I read somewhere about Emmanuel Bove (I’d imagined it was Wikipedia, but he doesn’t have a Wikipedia page) that the only books of his worth reading were My Friends and Armand – that he wasted the rest of his career writing pulp crime fiction. The first of his books I read was My Friends; and it was such a wonderful, charming book, one of my favourite books of last year (or perhaps the year before). I’d picked it up idly in a charity shop and, finding his name suitably foreign but with no idea who he was, I was flicking through it wondering whether to buy it; – and it was only the fact that on the back it said he had been admired by Colette, Beckett and Rilke I became convinced.
This week, though, I’ve been reading Quicksand. – Now, I don’t know whether this fits into the simple division between his worthwhile literary works and his worthless crime fiction. I’m half-inclined to believe there’s a third category to his work: – the three novels he wrote while France was being occupied by the Germans and he was living out in Algeria. Quicksand is the first of these and captures the sense of the French defeat, the resignation, the occasional moment of anger, the all-too-trusting hope in human decency. There is a crime-like – or at least a thriller-like – aspect to it: – a man is trying to escape the Vichy regime; he is caught up in bureaucracy; he doesn’t know who to trust, what to say. But these are more the incidental details within the more serious portrait he is painting of French society… etc. etc.

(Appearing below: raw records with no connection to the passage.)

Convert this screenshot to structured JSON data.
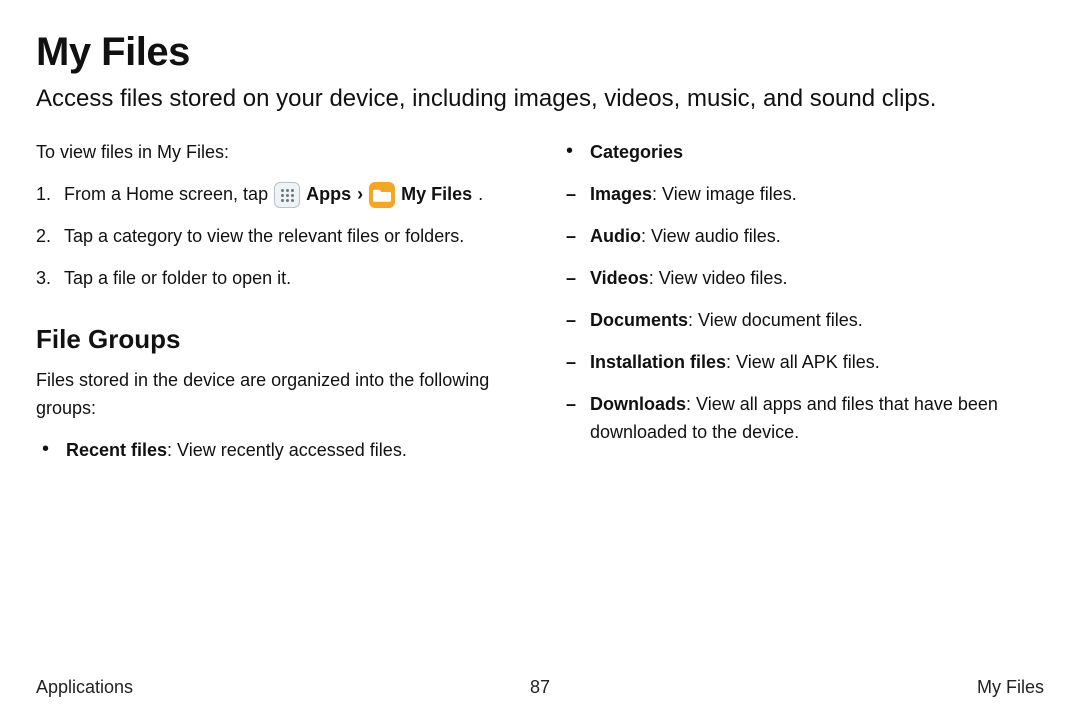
{
  "title": "My Files",
  "subtitle": "Access files stored on your device, including images, videos, music, and sound clips.",
  "left": {
    "lead": "To view files in My Files:",
    "step1_prefix": "From a Home screen, tap",
    "apps_label": "Apps",
    "chevron": "›",
    "myfiles_label": "My Files",
    "step1_suffix": ".",
    "step2": "Tap a category to view the relevant files or folders.",
    "step3": "Tap a file or folder to open it.",
    "h2": "File Groups",
    "para": "Files stored in the device are organized into the following groups:",
    "recent_bold": "Recent files",
    "recent_rest": ": View recently accessed files."
  },
  "right": {
    "categories_label": "Categories",
    "items": [
      {
        "bold": "Images",
        "rest": ": View image files."
      },
      {
        "bold": "Audio",
        "rest": ": View audio files."
      },
      {
        "bold": "Videos",
        "rest": ": View video files."
      },
      {
        "bold": "Documents",
        "rest": ": View document files."
      },
      {
        "bold": "Installation files",
        "rest": ": View all APK files."
      },
      {
        "bold": "Downloads",
        "rest": ": View all apps and files that have been downloaded to the device."
      }
    ]
  },
  "footer": {
    "left": "Applications",
    "center": "87",
    "right": "My Files"
  }
}
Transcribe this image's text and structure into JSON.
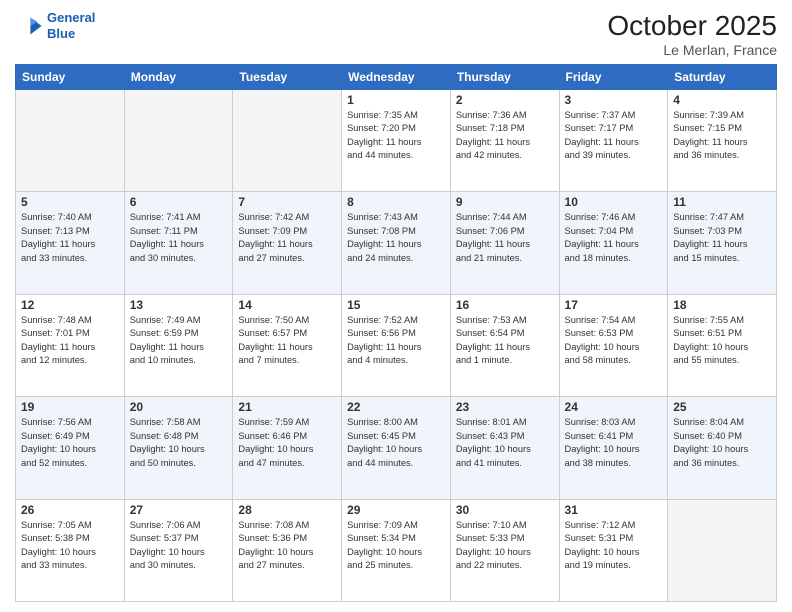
{
  "header": {
    "logo_line1": "General",
    "logo_line2": "Blue",
    "month": "October 2025",
    "location": "Le Merlan, France"
  },
  "days_of_week": [
    "Sunday",
    "Monday",
    "Tuesday",
    "Wednesday",
    "Thursday",
    "Friday",
    "Saturday"
  ],
  "weeks": [
    [
      {
        "day": "",
        "info": ""
      },
      {
        "day": "",
        "info": ""
      },
      {
        "day": "",
        "info": ""
      },
      {
        "day": "1",
        "info": "Sunrise: 7:35 AM\nSunset: 7:20 PM\nDaylight: 11 hours\nand 44 minutes."
      },
      {
        "day": "2",
        "info": "Sunrise: 7:36 AM\nSunset: 7:18 PM\nDaylight: 11 hours\nand 42 minutes."
      },
      {
        "day": "3",
        "info": "Sunrise: 7:37 AM\nSunset: 7:17 PM\nDaylight: 11 hours\nand 39 minutes."
      },
      {
        "day": "4",
        "info": "Sunrise: 7:39 AM\nSunset: 7:15 PM\nDaylight: 11 hours\nand 36 minutes."
      }
    ],
    [
      {
        "day": "5",
        "info": "Sunrise: 7:40 AM\nSunset: 7:13 PM\nDaylight: 11 hours\nand 33 minutes."
      },
      {
        "day": "6",
        "info": "Sunrise: 7:41 AM\nSunset: 7:11 PM\nDaylight: 11 hours\nand 30 minutes."
      },
      {
        "day": "7",
        "info": "Sunrise: 7:42 AM\nSunset: 7:09 PM\nDaylight: 11 hours\nand 27 minutes."
      },
      {
        "day": "8",
        "info": "Sunrise: 7:43 AM\nSunset: 7:08 PM\nDaylight: 11 hours\nand 24 minutes."
      },
      {
        "day": "9",
        "info": "Sunrise: 7:44 AM\nSunset: 7:06 PM\nDaylight: 11 hours\nand 21 minutes."
      },
      {
        "day": "10",
        "info": "Sunrise: 7:46 AM\nSunset: 7:04 PM\nDaylight: 11 hours\nand 18 minutes."
      },
      {
        "day": "11",
        "info": "Sunrise: 7:47 AM\nSunset: 7:03 PM\nDaylight: 11 hours\nand 15 minutes."
      }
    ],
    [
      {
        "day": "12",
        "info": "Sunrise: 7:48 AM\nSunset: 7:01 PM\nDaylight: 11 hours\nand 12 minutes."
      },
      {
        "day": "13",
        "info": "Sunrise: 7:49 AM\nSunset: 6:59 PM\nDaylight: 11 hours\nand 10 minutes."
      },
      {
        "day": "14",
        "info": "Sunrise: 7:50 AM\nSunset: 6:57 PM\nDaylight: 11 hours\nand 7 minutes."
      },
      {
        "day": "15",
        "info": "Sunrise: 7:52 AM\nSunset: 6:56 PM\nDaylight: 11 hours\nand 4 minutes."
      },
      {
        "day": "16",
        "info": "Sunrise: 7:53 AM\nSunset: 6:54 PM\nDaylight: 11 hours\nand 1 minute."
      },
      {
        "day": "17",
        "info": "Sunrise: 7:54 AM\nSunset: 6:53 PM\nDaylight: 10 hours\nand 58 minutes."
      },
      {
        "day": "18",
        "info": "Sunrise: 7:55 AM\nSunset: 6:51 PM\nDaylight: 10 hours\nand 55 minutes."
      }
    ],
    [
      {
        "day": "19",
        "info": "Sunrise: 7:56 AM\nSunset: 6:49 PM\nDaylight: 10 hours\nand 52 minutes."
      },
      {
        "day": "20",
        "info": "Sunrise: 7:58 AM\nSunset: 6:48 PM\nDaylight: 10 hours\nand 50 minutes."
      },
      {
        "day": "21",
        "info": "Sunrise: 7:59 AM\nSunset: 6:46 PM\nDaylight: 10 hours\nand 47 minutes."
      },
      {
        "day": "22",
        "info": "Sunrise: 8:00 AM\nSunset: 6:45 PM\nDaylight: 10 hours\nand 44 minutes."
      },
      {
        "day": "23",
        "info": "Sunrise: 8:01 AM\nSunset: 6:43 PM\nDaylight: 10 hours\nand 41 minutes."
      },
      {
        "day": "24",
        "info": "Sunrise: 8:03 AM\nSunset: 6:41 PM\nDaylight: 10 hours\nand 38 minutes."
      },
      {
        "day": "25",
        "info": "Sunrise: 8:04 AM\nSunset: 6:40 PM\nDaylight: 10 hours\nand 36 minutes."
      }
    ],
    [
      {
        "day": "26",
        "info": "Sunrise: 7:05 AM\nSunset: 5:38 PM\nDaylight: 10 hours\nand 33 minutes."
      },
      {
        "day": "27",
        "info": "Sunrise: 7:06 AM\nSunset: 5:37 PM\nDaylight: 10 hours\nand 30 minutes."
      },
      {
        "day": "28",
        "info": "Sunrise: 7:08 AM\nSunset: 5:36 PM\nDaylight: 10 hours\nand 27 minutes."
      },
      {
        "day": "29",
        "info": "Sunrise: 7:09 AM\nSunset: 5:34 PM\nDaylight: 10 hours\nand 25 minutes."
      },
      {
        "day": "30",
        "info": "Sunrise: 7:10 AM\nSunset: 5:33 PM\nDaylight: 10 hours\nand 22 minutes."
      },
      {
        "day": "31",
        "info": "Sunrise: 7:12 AM\nSunset: 5:31 PM\nDaylight: 10 hours\nand 19 minutes."
      },
      {
        "day": "",
        "info": ""
      }
    ]
  ]
}
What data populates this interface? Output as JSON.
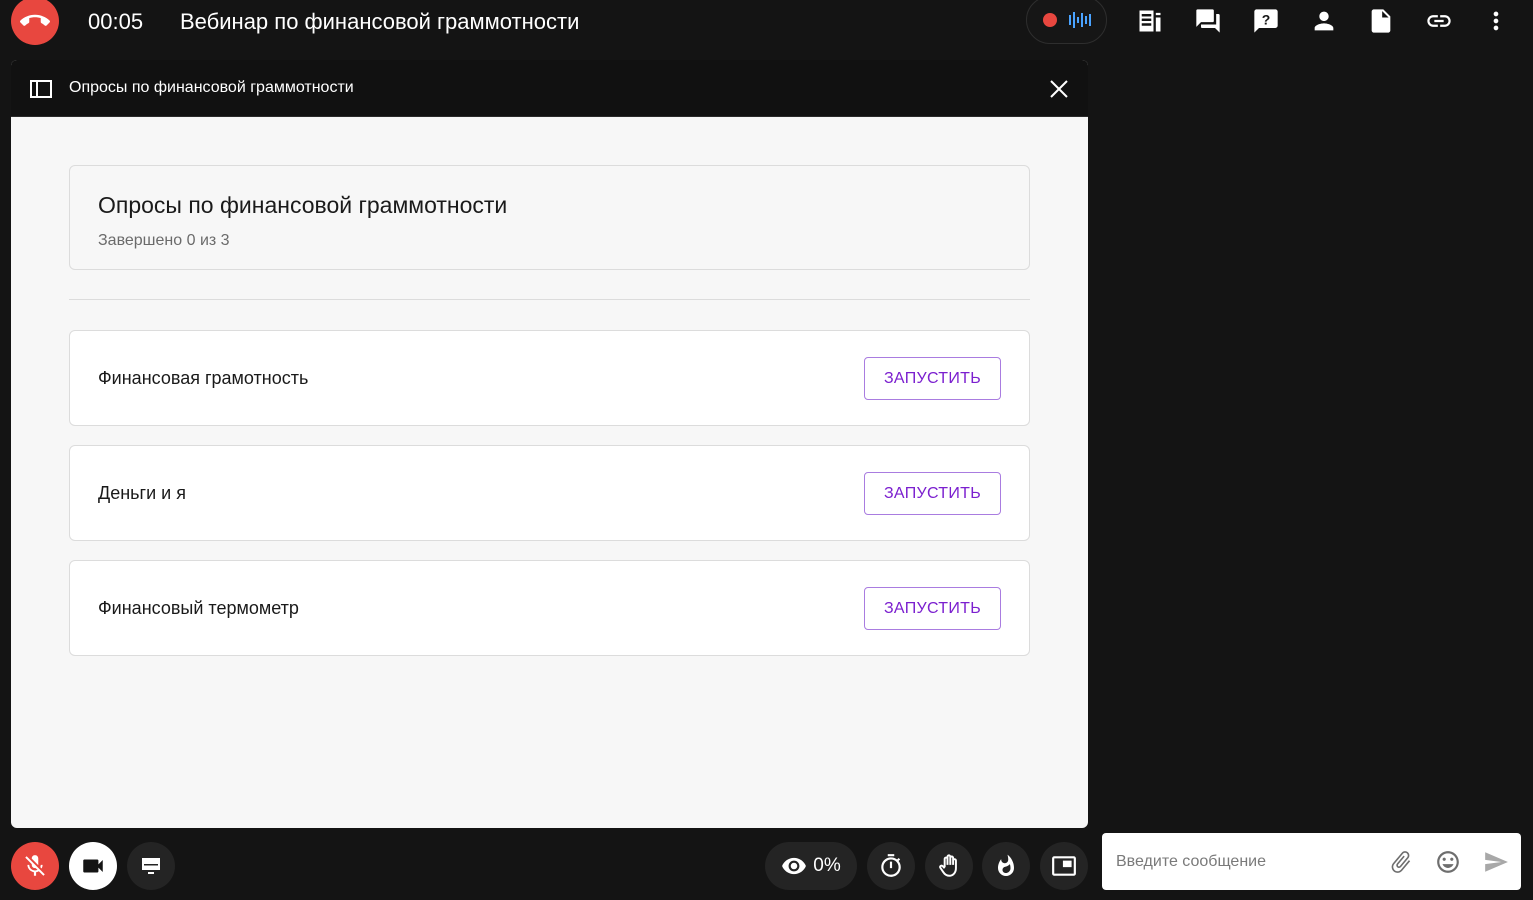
{
  "header": {
    "timer": "00:05",
    "webinar_title": "Вебинар по финансовой граммотности",
    "icons": [
      "hang-up-icon",
      "record-dot-icon",
      "audio-level-icon",
      "agenda-icon",
      "chat-icon",
      "question-icon",
      "participants-icon",
      "document-icon",
      "link-icon",
      "more-vert-icon"
    ]
  },
  "polls_panel": {
    "header_title": "Опросы по финансовой граммотности",
    "summary": {
      "title": "Опросы по финансовой граммотности",
      "progress_text": "Завершено 0 из 3"
    },
    "polls": [
      {
        "title": "Финансовая грамотность",
        "action_label": "ЗАПУСТИТЬ"
      },
      {
        "title": "Деньги и я",
        "action_label": "ЗАПУСТИТЬ"
      },
      {
        "title": "Финансовый термометр",
        "action_label": "ЗАПУСТИТЬ"
      }
    ]
  },
  "bottom_bar": {
    "views_percent": "0%",
    "icons": [
      "mic-off-icon",
      "camera-icon",
      "screen-share-icon",
      "eye-icon",
      "stopwatch-icon",
      "raise-hand-icon",
      "fire-icon",
      "picture-in-picture-icon"
    ]
  },
  "chat": {
    "placeholder": "Введите сообщение",
    "icons": [
      "attach-icon",
      "emoji-icon",
      "send-icon"
    ]
  },
  "colors": {
    "background": "#141414",
    "accent_red": "#e8473f",
    "accent_purple": "#7b1fcf",
    "audio_blue": "#4aa3ff"
  }
}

No, it wasn’t as good as My Friends, but it was good enough – worth reading – and even, dare I say, quite gripping and compelling.
(Oh yes, one thing I misunderstood when I was reading My Friends: – I thought Bove had written it aged 14; rather than that that was the age he determined to become a writer. Now there is something childish about the way My Friends is written, about its outlook on life – and for about half its length (before I learned the truth) I was amazed someone of 14 could have written something so extraordinary).